#### EXERCISE BRIEF:
For the data below, the lines that hold "code" should be counted; only the resulting number is expected.

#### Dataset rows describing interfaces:
[Start of Attachment]

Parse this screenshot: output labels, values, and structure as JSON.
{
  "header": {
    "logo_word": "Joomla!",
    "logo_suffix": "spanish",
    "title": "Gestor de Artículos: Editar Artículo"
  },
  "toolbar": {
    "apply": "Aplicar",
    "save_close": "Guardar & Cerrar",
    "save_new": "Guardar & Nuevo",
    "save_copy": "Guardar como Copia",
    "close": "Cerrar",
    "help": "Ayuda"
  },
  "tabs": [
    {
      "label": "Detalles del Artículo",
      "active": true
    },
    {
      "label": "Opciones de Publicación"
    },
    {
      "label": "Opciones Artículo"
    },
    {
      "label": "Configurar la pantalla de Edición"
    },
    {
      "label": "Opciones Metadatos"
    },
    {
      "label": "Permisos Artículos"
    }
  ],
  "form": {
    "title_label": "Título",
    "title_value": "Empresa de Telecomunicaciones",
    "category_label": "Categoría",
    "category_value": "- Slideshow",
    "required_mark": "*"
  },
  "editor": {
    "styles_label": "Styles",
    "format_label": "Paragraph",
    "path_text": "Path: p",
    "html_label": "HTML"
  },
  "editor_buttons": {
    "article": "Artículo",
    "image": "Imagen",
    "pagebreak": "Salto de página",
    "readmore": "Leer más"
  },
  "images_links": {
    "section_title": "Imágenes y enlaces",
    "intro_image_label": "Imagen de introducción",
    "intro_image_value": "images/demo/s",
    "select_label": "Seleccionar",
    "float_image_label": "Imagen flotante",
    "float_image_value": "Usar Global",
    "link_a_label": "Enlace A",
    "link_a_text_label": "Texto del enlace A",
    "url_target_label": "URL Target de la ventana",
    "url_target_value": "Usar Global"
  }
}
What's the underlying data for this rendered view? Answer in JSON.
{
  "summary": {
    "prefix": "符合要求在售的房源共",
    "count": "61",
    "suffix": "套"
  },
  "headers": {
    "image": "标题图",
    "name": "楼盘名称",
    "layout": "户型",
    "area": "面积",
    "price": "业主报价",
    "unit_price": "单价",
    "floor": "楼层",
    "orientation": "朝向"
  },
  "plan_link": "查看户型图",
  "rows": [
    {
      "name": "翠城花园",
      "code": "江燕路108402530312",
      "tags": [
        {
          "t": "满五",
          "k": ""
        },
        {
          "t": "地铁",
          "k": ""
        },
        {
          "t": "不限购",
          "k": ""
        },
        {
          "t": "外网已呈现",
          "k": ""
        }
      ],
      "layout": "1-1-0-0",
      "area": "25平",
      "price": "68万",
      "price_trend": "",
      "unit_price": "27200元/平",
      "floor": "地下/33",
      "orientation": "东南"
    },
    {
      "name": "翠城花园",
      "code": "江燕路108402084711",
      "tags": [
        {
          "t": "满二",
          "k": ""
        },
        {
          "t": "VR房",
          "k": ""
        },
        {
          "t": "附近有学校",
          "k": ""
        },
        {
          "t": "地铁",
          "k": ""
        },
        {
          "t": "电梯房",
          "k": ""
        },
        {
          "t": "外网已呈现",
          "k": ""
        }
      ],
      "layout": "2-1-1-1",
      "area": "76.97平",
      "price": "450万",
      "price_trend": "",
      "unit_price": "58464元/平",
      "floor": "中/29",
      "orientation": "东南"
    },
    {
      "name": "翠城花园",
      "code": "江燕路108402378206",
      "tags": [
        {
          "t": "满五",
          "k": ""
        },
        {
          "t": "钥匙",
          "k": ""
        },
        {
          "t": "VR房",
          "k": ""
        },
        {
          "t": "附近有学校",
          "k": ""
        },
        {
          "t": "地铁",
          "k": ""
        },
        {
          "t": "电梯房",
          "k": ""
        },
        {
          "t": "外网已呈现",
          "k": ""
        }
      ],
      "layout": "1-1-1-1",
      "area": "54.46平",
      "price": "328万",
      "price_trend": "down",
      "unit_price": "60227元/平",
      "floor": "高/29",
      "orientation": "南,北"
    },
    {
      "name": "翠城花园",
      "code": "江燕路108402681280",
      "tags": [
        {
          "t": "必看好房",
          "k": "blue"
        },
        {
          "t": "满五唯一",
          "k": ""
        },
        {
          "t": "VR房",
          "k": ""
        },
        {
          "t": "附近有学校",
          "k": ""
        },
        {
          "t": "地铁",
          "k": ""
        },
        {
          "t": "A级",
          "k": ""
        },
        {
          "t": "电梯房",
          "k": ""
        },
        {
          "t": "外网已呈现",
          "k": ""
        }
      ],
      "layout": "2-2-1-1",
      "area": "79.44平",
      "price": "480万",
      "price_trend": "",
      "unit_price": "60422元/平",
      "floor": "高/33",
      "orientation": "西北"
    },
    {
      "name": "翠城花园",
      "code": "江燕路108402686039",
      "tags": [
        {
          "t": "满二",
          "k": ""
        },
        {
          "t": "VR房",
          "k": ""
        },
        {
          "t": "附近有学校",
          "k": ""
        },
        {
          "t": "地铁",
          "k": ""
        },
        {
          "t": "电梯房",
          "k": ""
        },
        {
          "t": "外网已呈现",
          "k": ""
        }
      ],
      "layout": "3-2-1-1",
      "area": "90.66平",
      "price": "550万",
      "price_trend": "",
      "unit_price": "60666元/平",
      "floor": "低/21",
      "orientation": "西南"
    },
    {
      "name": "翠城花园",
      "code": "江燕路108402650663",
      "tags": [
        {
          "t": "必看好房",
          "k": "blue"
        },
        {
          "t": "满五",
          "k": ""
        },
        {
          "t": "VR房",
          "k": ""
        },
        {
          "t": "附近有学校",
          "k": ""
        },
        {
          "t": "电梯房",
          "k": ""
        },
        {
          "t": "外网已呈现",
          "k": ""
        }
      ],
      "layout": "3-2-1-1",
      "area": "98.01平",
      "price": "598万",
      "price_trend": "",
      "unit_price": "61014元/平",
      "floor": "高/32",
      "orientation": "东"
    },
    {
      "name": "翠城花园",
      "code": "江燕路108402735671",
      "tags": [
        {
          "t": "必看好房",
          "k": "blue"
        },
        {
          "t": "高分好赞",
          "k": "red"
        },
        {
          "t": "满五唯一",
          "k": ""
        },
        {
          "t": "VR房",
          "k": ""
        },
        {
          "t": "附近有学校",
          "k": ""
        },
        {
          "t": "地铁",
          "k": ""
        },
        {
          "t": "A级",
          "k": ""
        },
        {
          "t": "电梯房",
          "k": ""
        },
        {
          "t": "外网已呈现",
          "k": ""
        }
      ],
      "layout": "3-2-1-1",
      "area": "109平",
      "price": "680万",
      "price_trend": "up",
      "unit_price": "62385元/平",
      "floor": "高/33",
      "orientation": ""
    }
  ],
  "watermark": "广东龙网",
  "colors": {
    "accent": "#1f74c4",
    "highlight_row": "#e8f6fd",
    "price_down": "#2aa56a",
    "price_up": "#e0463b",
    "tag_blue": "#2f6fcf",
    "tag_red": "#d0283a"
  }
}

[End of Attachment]

#### TASK RESULT:
7